We could resolve this conundrum by consistently applying these ‘hate speech’ criteria to any and all groups. But, of course, that would merely stifle free speech to the point where criticism of anything at all cannot happen without someone crying foul play. Instead, the answer is to remove such subjective measures and permit speech to be truly free. That necessarily means accepting groups like Britain First will be allowed to say the odious things they want. But, in return, that very commitment guarantees our right to tell them what they may do with their views.

Otherwise, what guarantee do any of us have that today’s legitimate criticism won’t be tomorrow’s hate speech? What hope do we have that the government won’t turn round and judge some of our views, disliked by others, to be hateful? If we don’t support the right of others to say things we don’t like – even if we absolutely abhor what they are saying – we can’t be sure that the same fate won’t befall us.

Maybe this is an ironic Martin Niemöller moment. They came for the fascists but I wasn’t a fascist so I said nothing while some other fascists sorted them out.

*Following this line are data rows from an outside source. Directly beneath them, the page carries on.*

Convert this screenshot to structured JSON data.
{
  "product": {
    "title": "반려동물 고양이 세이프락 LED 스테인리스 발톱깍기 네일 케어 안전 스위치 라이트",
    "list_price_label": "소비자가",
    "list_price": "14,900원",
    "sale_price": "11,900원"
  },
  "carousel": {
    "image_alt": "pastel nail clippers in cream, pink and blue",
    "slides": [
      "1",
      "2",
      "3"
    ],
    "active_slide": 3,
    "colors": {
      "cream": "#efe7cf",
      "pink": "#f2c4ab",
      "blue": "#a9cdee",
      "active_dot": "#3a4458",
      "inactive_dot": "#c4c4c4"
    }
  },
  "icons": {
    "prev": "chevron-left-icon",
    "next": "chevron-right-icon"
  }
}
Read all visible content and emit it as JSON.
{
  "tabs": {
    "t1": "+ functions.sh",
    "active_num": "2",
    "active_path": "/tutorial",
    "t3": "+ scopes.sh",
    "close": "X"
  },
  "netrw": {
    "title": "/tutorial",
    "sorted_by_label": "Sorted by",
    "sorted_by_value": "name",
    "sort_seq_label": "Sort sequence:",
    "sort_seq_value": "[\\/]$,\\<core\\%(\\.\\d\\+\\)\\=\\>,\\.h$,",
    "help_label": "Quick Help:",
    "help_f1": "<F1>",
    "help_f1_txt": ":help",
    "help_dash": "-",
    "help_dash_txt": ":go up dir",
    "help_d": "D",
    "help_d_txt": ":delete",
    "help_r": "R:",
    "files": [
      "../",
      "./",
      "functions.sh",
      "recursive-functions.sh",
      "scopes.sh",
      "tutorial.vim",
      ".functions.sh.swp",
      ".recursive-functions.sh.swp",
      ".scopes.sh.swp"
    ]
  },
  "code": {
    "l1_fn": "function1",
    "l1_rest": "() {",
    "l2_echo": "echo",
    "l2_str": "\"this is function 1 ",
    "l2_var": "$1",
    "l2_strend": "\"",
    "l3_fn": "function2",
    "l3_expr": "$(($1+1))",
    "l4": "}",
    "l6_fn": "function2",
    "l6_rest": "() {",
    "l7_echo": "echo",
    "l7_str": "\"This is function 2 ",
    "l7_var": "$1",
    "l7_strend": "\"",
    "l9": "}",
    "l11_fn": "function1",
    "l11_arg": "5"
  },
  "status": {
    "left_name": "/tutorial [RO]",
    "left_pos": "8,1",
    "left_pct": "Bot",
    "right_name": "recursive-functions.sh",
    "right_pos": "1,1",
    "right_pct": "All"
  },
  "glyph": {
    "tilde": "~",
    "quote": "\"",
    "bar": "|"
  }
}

The reason we must defend Britain First’s right to spout their fascist rantings is for precisely the same reason that we shouldn’t want them in power. It seems that in our bid to avoid a far-right fascist clampdown we have employed a fascist clampdown. The chosen targets may be different but it is hard to see how this isn’t engaging in precisely the same thing that we claim we desperately want to avoid.

If Facebook is genuinely committed to being an open and free platform, it really should reconsider its ban. Not because Britain First are nice people, or we like what they say, but because nobody can trust Facebook’s commitment to free speech if they don’t.